▶ **TASK STATEMENT**
The data below is to be repeated in full, exactly as shown.

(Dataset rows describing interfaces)
----
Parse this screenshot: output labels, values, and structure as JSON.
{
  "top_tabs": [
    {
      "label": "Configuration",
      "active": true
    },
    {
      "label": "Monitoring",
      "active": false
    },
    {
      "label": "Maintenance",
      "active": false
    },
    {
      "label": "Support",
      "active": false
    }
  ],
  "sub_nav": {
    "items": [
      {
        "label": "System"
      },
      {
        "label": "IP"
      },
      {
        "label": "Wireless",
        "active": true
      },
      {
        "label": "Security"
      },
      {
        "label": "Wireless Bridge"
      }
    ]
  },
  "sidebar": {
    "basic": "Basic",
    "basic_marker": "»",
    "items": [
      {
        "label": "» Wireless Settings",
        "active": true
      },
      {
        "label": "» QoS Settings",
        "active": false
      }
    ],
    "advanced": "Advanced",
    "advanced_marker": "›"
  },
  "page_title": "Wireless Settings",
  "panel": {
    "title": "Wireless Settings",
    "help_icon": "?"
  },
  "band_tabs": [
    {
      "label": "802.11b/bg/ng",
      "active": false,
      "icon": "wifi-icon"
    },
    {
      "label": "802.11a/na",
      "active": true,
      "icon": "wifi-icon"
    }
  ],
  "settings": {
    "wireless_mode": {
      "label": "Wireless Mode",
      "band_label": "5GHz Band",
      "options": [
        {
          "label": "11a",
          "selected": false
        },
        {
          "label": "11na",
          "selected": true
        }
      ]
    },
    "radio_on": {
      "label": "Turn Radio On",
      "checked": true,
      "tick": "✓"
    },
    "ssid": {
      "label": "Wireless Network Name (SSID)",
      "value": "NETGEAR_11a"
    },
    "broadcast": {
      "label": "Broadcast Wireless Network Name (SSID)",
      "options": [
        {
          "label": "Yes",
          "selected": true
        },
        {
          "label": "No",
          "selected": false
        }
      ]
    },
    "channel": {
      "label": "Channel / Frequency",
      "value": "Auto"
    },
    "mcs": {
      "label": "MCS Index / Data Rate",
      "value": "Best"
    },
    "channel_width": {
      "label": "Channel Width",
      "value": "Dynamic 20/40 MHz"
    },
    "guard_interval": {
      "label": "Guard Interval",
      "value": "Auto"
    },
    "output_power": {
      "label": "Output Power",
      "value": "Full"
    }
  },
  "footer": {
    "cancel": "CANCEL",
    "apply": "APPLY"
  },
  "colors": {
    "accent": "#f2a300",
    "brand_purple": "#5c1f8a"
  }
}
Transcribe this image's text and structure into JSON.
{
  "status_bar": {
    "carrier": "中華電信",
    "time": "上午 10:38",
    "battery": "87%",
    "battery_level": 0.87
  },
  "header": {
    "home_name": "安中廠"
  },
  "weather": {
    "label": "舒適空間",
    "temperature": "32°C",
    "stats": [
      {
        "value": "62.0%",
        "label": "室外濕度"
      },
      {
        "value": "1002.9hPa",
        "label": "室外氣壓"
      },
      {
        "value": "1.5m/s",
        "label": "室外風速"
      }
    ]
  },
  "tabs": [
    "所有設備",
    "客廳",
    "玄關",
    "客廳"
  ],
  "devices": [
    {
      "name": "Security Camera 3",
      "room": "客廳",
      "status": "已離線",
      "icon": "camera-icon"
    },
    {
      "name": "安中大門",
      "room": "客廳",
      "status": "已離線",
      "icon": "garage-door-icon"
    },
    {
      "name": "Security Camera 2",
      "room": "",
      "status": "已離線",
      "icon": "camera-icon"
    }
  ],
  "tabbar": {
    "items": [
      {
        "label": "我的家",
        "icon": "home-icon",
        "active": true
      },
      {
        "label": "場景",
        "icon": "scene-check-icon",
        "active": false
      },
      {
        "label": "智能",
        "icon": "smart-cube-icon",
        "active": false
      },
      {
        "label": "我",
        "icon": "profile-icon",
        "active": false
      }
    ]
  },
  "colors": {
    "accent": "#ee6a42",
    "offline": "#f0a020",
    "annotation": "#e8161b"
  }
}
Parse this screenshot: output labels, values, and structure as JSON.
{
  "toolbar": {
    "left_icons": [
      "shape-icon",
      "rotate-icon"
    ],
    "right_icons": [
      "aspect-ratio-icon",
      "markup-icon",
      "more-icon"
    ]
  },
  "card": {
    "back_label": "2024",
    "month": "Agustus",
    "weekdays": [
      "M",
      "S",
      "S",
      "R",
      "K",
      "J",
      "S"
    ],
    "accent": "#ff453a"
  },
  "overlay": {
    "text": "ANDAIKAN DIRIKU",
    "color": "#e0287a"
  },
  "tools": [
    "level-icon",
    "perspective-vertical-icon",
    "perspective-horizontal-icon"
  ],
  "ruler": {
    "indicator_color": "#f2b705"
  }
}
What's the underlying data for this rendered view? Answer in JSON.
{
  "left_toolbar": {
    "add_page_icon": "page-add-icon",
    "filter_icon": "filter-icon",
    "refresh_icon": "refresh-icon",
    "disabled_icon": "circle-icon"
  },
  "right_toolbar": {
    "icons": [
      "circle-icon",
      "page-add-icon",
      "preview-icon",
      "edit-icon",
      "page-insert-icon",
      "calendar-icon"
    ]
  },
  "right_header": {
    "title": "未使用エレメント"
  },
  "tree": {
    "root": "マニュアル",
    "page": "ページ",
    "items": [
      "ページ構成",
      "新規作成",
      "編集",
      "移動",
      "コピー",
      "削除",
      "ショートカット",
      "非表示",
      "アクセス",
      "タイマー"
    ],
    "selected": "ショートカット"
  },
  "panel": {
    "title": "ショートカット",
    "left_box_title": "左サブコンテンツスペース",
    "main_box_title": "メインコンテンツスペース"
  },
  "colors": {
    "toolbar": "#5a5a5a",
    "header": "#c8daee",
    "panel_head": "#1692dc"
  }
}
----
▶ **SOLUTION TO THE PROBLEM**
Parse this screenshot: output labels, values, and structure as JSON.
{
  "top_tabs": [
    {
      "label": "Configuration",
      "active": true
    },
    {
      "label": "Monitoring",
      "active": false
    },
    {
      "label": "Maintenance",
      "active": false
    },
    {
      "label": "Support",
      "active": false
    }
  ],
  "sub_nav": {
    "items": [
      {
        "label": "System"
      },
      {
        "label": "IP"
      },
      {
        "label": "Wireless",
        "active": true
      },
      {
        "label": "Security"
      },
      {
        "label": "Wireless Bridge"
      }
    ]
  },
  "sidebar": {
    "basic": "Basic",
    "basic_marker": "»",
    "items": [
      {
        "label": "» Wireless Settings",
        "active": true
      },
      {
        "label": "» QoS Settings",
        "active": false
      }
    ],
    "advanced": "Advanced",
    "advanced_marker": "›"
  },
  "page_title": "Wireless Settings",
  "panel": {
    "title": "Wireless Settings",
    "help_icon": "?"
  },
  "band_tabs": [
    {
      "label": "802.11b/bg/ng",
      "active": false,
      "icon": "wifi-icon"
    },
    {
      "label": "802.11a/na",
      "active": true,
      "icon": "wifi-icon"
    }
  ],
  "settings": {
    "wireless_mode": {
      "label": "Wireless Mode",
      "band_label": "5GHz Band",
      "options": [
        {
          "label": "11a",
          "selected": false
        },
        {
          "label": "11na",
          "selected": true
        }
      ]
    },
    "radio_on": {
      "label": "Turn Radio On",
      "checked": true,
      "tick": "✓"
    },
    "ssid": {
      "label": "Wireless Network Name (SSID)",
      "value": "NETGEAR_11a"
    },
    "broadcast": {
      "label": "Broadcast Wireless Network Name (SSID)",
      "options": [
        {
          "label": "Yes",
          "selected": true
        },
        {
          "label": "No",
          "selected": false
        }
      ]
    },
    "channel": {
      "label": "Channel / Frequency",
      "value": "Auto"
    },
    "mcs": {
      "label": "MCS Index / Data Rate",
      "value": "Best"
    },
    "channel_width": {
      "label": "Channel Width",
      "value": "Dynamic 20/40 MHz"
    },
    "guard_interval": {
      "label": "Guard Interval",
      "value": "Auto"
    },
    "output_power": {
      "label": "Output Power",
      "value": "Full"
    }
  },
  "footer": {
    "cancel": "CANCEL",
    "apply": "APPLY"
  },
  "colors": {
    "accent": "#f2a300",
    "brand_purple": "#5c1f8a"
  }
}
Transcribe this image's text and structure into JSON.
{
  "status_bar": {
    "carrier": "中華電信",
    "time": "上午 10:38",
    "battery": "87%",
    "battery_level": 0.87
  },
  "header": {
    "home_name": "安中廠"
  },
  "weather": {
    "label": "舒適空間",
    "temperature": "32°C",
    "stats": [
      {
        "value": "62.0%",
        "label": "室外濕度"
      },
      {
        "value": "1002.9hPa",
        "label": "室外氣壓"
      },
      {
        "value": "1.5m/s",
        "label": "室外風速"
      }
    ]
  },
  "tabs": [
    "所有設備",
    "客廳",
    "玄關",
    "客廳"
  ],
  "devices": [
    {
      "name": "Security Camera 3",
      "room": "客廳",
      "status": "已離線",
      "icon": "camera-icon"
    },
    {
      "name": "安中大門",
      "room": "客廳",
      "status": "已離線",
      "icon": "garage-door-icon"
    },
    {
      "name": "Security Camera 2",
      "room": "",
      "status": "已離線",
      "icon": "camera-icon"
    }
  ],
  "tabbar": {
    "items": [
      {
        "label": "我的家",
        "icon": "home-icon",
        "active": true
      },
      {
        "label": "場景",
        "icon": "scene-check-icon",
        "active": false
      },
      {
        "label": "智能",
        "icon": "smart-cube-icon",
        "active": false
      },
      {
        "label": "我",
        "icon": "profile-icon",
        "active": false
      }
    ]
  },
  "colors": {
    "accent": "#ee6a42",
    "offline": "#f0a020",
    "annotation": "#e8161b"
  }
}
Parse this screenshot: output labels, values, and structure as JSON.
{
  "toolbar": {
    "left_icons": [
      "shape-icon",
      "rotate-icon"
    ],
    "right_icons": [
      "aspect-ratio-icon",
      "markup-icon",
      "more-icon"
    ]
  },
  "card": {
    "back_label": "2024",
    "month": "Agustus",
    "weekdays": [
      "M",
      "S",
      "S",
      "R",
      "K",
      "J",
      "S"
    ],
    "accent": "#ff453a"
  },
  "overlay": {
    "text": "ANDAIKAN DIRIKU",
    "color": "#e0287a"
  },
  "tools": [
    "level-icon",
    "perspective-vertical-icon",
    "perspective-horizontal-icon"
  ],
  "ruler": {
    "indicator_color": "#f2b705"
  }
}
What's the underlying data for this rendered view? Answer in JSON.
{
  "left_toolbar": {
    "add_page_icon": "page-add-icon",
    "filter_icon": "filter-icon",
    "refresh_icon": "refresh-icon",
    "disabled_icon": "circle-icon"
  },
  "right_toolbar": {
    "icons": [
      "circle-icon",
      "page-add-icon",
      "preview-icon",
      "edit-icon",
      "page-insert-icon",
      "calendar-icon"
    ]
  },
  "right_header": {
    "title": "未使用エレメント"
  },
  "tree": {
    "root": "マニュアル",
    "page": "ページ",
    "items": [
      "ページ構成",
      "新規作成",
      "編集",
      "移動",
      "コピー",
      "削除",
      "ショートカット",
      "非表示",
      "アクセス",
      "タイマー"
    ],
    "selected": "ショートカット"
  },
  "panel": {
    "title": "ショートカット",
    "left_box_title": "左サブコンテンツスペース",
    "main_box_title": "メインコンテンツスペース"
  },
  "colors": {
    "toolbar": "#5a5a5a",
    "header": "#c8daee",
    "panel_head": "#1692dc"
  }
}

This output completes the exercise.